By: John Carlson—
Based on my dental hygienist’s recommendation, I recently began using an electric toothbrush.
This isn’t the first time, though.
As I recall, my family had one way back in the 1960s, except that brush’s gears were attached by pulleys to an archaic electric generator powered by a paddle wheel turning in the stream flowing alongside our grist mill over behind the outhouse.
Like I said, it was a while ago.
Anyway, that old toothbrush worked so slowly, you could count the bristles going around.
Fast-forward to 2017. Lord knows there have been many scientific advancements in the ensuing years. The International Space Station. Personal computers. Nacho cheese-flavored Doritos.
But it turns out the biggest one has been in electric toothbrushes.
This shocking discovery came to me the morning after Nan brought ours home. Removing it from its power stand, I squeezed some Crest with Advanced Tartar Control onto my brush’s prickly end, felt for the “start” button, raised it to my teeth and pressed.
“Shhhhwaang!!! it went, ricocheting off my lips.
Turns out, cars qualifying for the Indy 500 generate lower r.p.m. than my stiff new toothbrush bristles do. It took both hands to keep them from ripping out my last remaining wisdom tooth. Catching a delicious whiff in the air, I thought, “Nan’s frying bacon!” Then I realized it was my gums smoking.
Thumbing our new electric toothbrush’s off-button, I stared at it in amazement, for the first time noticing its little blue lights. Then I gasped. Not only was it incredibly powerful, our new electric toothbrush came equipped with Bluetooth.
Oh sure, at first my amazement was somewhat mollified by the fact I had no idea what Bluetooth was. Bluetooth sounded less like a new toothbrush advancement than a painful dental disease. But after Nan told me it was some kind of audio/video gizmo, I got excited about waking up to AC/DC’s “Back in Black” blasting from my mouth every morning. But then she explained this Bluetooth would keep track of how long I brushed my teeth.
This bummed me out again.
See, I had always stupidly considered my personal interaction with my teeth to be my business. Now I wondered where my Bluetooth information would end up? With my brushing-obsessed wife? With tooth-troopers from the National Dental Association’s brushing-enforcement division? Or worse yet, with my dental hygienist?
Sure, she’d been a real sweetheart on my previous visit. But if Bluetooth suddenly accused me of brushing, say, a minute-and-a-half instead of her suggested two minutes, would she exact her revenge on me in the dentist’s chair while digging around inside my mouth with her pointy dental utensils?

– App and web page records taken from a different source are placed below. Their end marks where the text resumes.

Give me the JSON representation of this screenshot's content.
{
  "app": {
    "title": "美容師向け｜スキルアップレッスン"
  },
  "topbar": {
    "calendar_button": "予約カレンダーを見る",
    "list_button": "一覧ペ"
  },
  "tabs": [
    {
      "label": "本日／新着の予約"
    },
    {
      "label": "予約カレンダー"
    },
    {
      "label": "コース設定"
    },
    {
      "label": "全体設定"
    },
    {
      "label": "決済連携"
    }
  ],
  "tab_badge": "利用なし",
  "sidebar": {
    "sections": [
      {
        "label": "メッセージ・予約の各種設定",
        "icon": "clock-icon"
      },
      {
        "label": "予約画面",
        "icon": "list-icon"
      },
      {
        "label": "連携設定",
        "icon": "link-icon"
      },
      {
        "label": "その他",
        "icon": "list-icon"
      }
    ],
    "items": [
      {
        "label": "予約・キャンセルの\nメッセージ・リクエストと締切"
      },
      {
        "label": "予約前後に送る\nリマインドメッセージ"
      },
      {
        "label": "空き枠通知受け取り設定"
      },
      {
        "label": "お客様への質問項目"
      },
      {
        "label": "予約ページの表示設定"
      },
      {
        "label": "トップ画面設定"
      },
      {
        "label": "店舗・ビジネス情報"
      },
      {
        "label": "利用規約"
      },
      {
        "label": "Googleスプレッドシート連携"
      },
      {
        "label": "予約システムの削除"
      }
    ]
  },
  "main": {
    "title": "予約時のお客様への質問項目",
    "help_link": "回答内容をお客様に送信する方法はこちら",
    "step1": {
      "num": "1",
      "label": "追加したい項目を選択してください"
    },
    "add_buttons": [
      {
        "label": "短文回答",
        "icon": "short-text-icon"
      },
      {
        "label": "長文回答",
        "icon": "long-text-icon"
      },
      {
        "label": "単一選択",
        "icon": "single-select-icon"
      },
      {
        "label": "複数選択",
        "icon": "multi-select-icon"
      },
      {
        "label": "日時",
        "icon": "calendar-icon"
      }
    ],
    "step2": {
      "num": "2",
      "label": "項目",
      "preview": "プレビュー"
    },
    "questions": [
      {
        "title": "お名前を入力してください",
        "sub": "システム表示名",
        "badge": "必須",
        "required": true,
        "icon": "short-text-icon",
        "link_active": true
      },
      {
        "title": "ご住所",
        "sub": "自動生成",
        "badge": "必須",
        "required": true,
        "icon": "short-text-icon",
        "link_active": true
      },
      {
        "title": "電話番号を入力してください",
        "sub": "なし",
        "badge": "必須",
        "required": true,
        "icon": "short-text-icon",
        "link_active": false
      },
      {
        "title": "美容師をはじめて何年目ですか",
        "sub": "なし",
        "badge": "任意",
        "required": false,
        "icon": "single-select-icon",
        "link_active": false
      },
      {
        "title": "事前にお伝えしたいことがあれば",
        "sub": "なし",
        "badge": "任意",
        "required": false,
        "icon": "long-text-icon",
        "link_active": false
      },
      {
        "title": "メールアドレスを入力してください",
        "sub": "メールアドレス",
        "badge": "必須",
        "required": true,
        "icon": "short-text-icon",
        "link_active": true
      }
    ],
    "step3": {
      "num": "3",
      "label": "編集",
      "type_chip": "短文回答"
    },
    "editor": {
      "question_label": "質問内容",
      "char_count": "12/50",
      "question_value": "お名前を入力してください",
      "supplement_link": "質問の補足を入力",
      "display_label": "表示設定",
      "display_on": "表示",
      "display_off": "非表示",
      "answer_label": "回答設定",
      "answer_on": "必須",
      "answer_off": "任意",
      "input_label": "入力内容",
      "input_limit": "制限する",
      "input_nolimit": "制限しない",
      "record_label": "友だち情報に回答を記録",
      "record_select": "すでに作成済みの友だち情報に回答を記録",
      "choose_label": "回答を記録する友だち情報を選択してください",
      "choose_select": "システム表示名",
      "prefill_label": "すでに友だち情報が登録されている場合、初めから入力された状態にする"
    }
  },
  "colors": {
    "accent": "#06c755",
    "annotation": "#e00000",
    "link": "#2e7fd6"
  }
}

Sounded possible, plus painful.
And who was to say things would end there?
Was my toothbrush equipped with sophisticated cheese, onion and grease sensors that could tell I’d snuck out of the house at midnight for a bag of White Castle sliders? Worse yet, did it have the ability to determine I’d hidden a one-pound bag of M&Ms in the house, then eaten the whole thing when Nan was at her book club?
The bottom line was, I couldn’t chance it. So now, faced with electronic Bluetooth tooth surveillance, I have become a brushing maniac. I can eat a slice of pizza in a minute. Then I spend 20 minutes mercilessly hunting down every tiny hunk of wayward pepperoni that’s cowering inside my mouth.
That seems obsessive, I guess.
But from my bed at night, I can see our electric toothbrush in our bathroom, its blue lights piercing the darkness. In a way they resemble eyes, all-knowing, unblinking, and always, always staring at my teeth.
A former longtime feature writer and columnist for The Star Press in Muncie, Indiana, John Carlson is a storyteller with an unflagging appreciation for the wonderful people of East Central Indiana and the tales of their lives, be they funny, poignant, inspirational or all three.